**Exercise requirements:** From the listing, collect all lines containing the word "логирование".

-- Task material follows --

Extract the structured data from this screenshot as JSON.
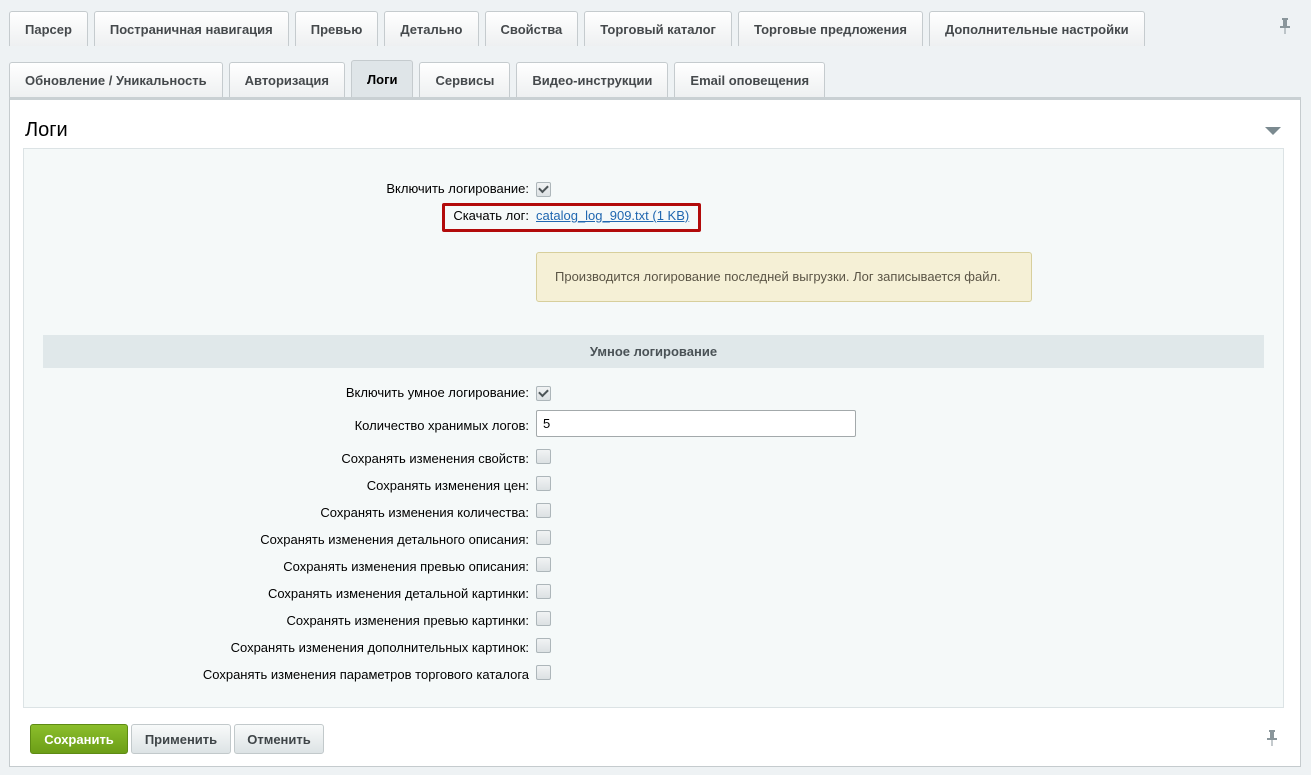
{
  "tabs_row1": [
    "Парсер",
    "Постраничная навигация",
    "Превью",
    "Детально",
    "Свойства",
    "Торговый каталог",
    "Торговые предложения",
    "Дополнительные настройки"
  ],
  "tabs_row2": [
    "Обновление / Уникальность",
    "Авторизация",
    "Логи",
    "Сервисы",
    "Видео-инструкции",
    "Email оповещения"
  ],
  "active_tab": "Логи",
  "panel": {
    "title": "Логи"
  },
  "logging": {
    "enable_label": "Включить логирование:",
    "enable_checked": true,
    "download_label": "Скачать лог:",
    "download_link": "catalog_log_909.txt (1 KB)",
    "note": "Производится логирование последней выгрузки. Лог записывается файл."
  },
  "smart": {
    "section_title": "Умное логирование",
    "enable_label": "Включить умное логирование:",
    "enable_checked": true,
    "count_label": "Количество хранимых логов:",
    "count_value": "5",
    "options": [
      {
        "label": "Сохранять изменения свойств:",
        "checked": false
      },
      {
        "label": "Сохранять изменения цен:",
        "checked": false
      },
      {
        "label": "Сохранять изменения количества:",
        "checked": false
      },
      {
        "label": "Сохранять изменения детального описания:",
        "checked": false
      },
      {
        "label": "Сохранять изменения превью описания:",
        "checked": false
      },
      {
        "label": "Сохранять изменения детальной картинки:",
        "checked": false
      },
      {
        "label": "Сохранять изменения превью картинки:",
        "checked": false
      },
      {
        "label": "Сохранять изменения дополнительных картинок:",
        "checked": false
      },
      {
        "label": "Сохранять изменения параметров торгового каталога",
        "checked": false
      }
    ]
  },
  "buttons": {
    "save": "Сохранить",
    "apply": "Применить",
    "cancel": "Отменить"
  },
  "colors": {
    "highlight_border": "#b20b0b",
    "save_button": "#7aae20",
    "link": "#2067b0"
  }
}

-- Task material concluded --

**Result for this task:**
    "enable_label": "Включить логирование:",
    "note": "Производится логирование последней выгрузки. Лог записывается файл."
    "section_title": "Умное логирование",
    "enable_label": "Включить умное логирование:",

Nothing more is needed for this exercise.